                This is not going to be a full-on stewardship sermon, but money and possessions is a common place that we try to keep closed from God.  People sometimes get angry when pastors talk about money from the pulpit.  We don’t want to hear this worldly stuff.  The church can’t tell me what to buy or how to give.  That’s personal business.  And even though God knows all about it, every dollar in your bank account and every penny hidden under a couch cushion, we still want to keep it to ourselves as though that is possible.  But somewhere in every church we find people who are different, who are open to giving and actually enjoy finding ways to give from what they have.  We say they have a spirit of generosity, something that the apostle Paul labeled a gift of the Holy Spirit.  That part of their lives is open to God, and it can be a great example to help the rest of us grow.  One of the difficult things about doing stewardship in the church is that we are often so secretive about money that we don’t even know that we have these kinds of saints among us.
                We become saints for one another if we pay attention, because each of us has been touched by God and each of us has places where we are open to God where others are not.  At the last meeting on homelessness in Falmouth, one of the speakers talked about how over the years they had adopted homeless people, allowing them to live in their home sometimes for weeks and months.  And I felt my chest tighten as I thought about a homeless person living in my house, with my family and my kids, and I realized that here was a place where I had room to grow, as I marveled at the gift of hospitality this person showed.  He was open to God’s calling in a way I was not.  There was one of God’s saints at work among us.
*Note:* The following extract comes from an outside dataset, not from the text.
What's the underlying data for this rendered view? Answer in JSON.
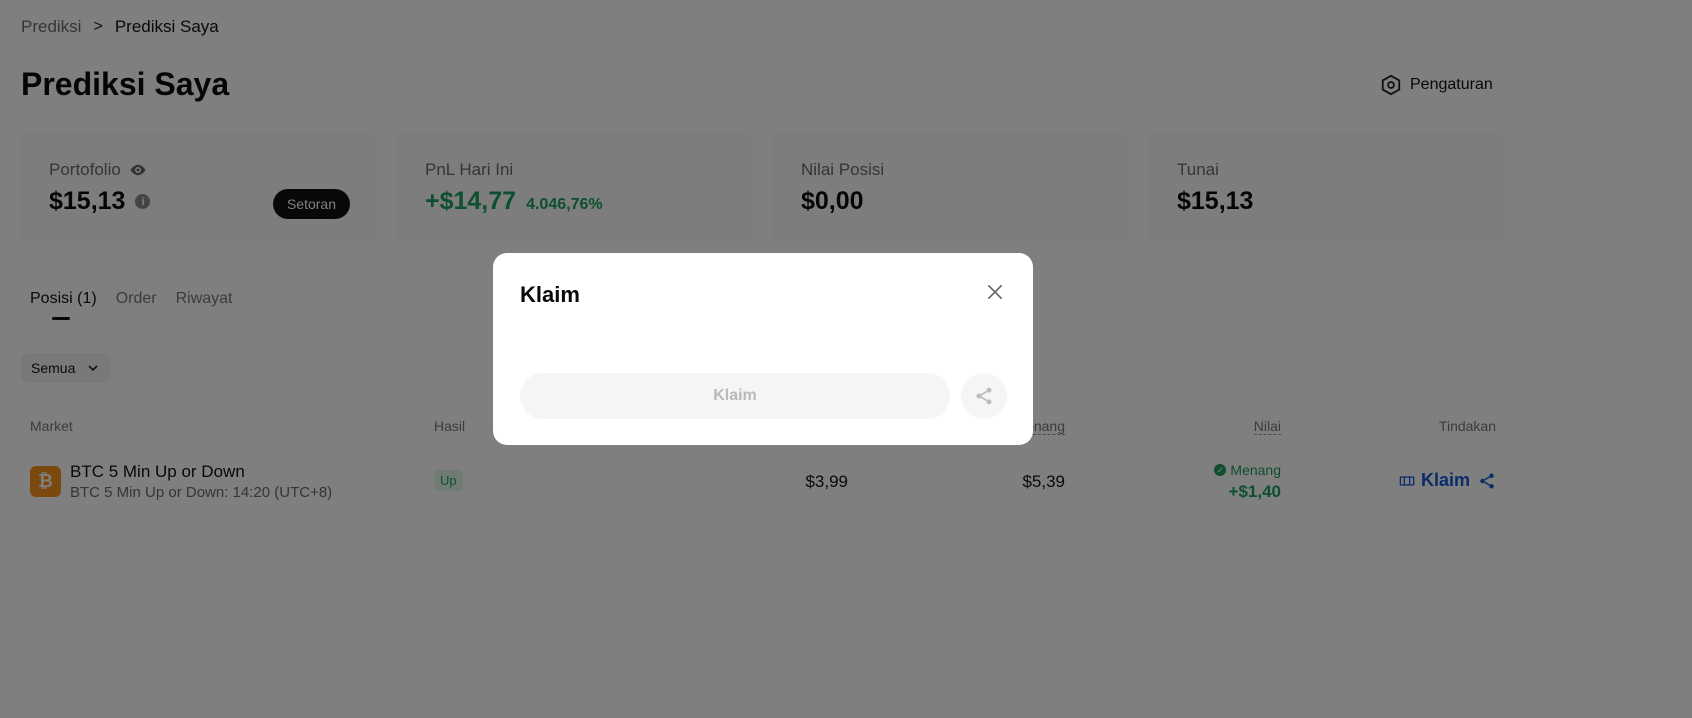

                We are saints to one another, not because one is particularly holier than another, but in living out our faith with our gifts in our own lives in our own ways, we show one another what holiness can mean.  One of the greatest misconceptions of sainthood is that you have to die to become one.  Instead, Jesus died so that we can be saints now.  We are saints who can bring the holy to our day to day lives and day to day interactions.

So this morning, as we take the time to remember the saints who have preceded us, I urge you to remember that you are one of the saints.  I remind you of the tradition that as we gather at the communion table we gather with all the saints, be it Saint Francis, Saint Andrew or saints whose names are only remembered in dusty books of congregational roles.  You have a place at that table.  I urge you to remember that we are saints for one another, living out many different examples of holiness.  I urge you to remember that we are saints for the world.  God’s holiness is not supposed to remain in this place, but belongs with you out in the world.  Although we are sinners who make mistakes, we are God’s saints made holy through the cross of Christ.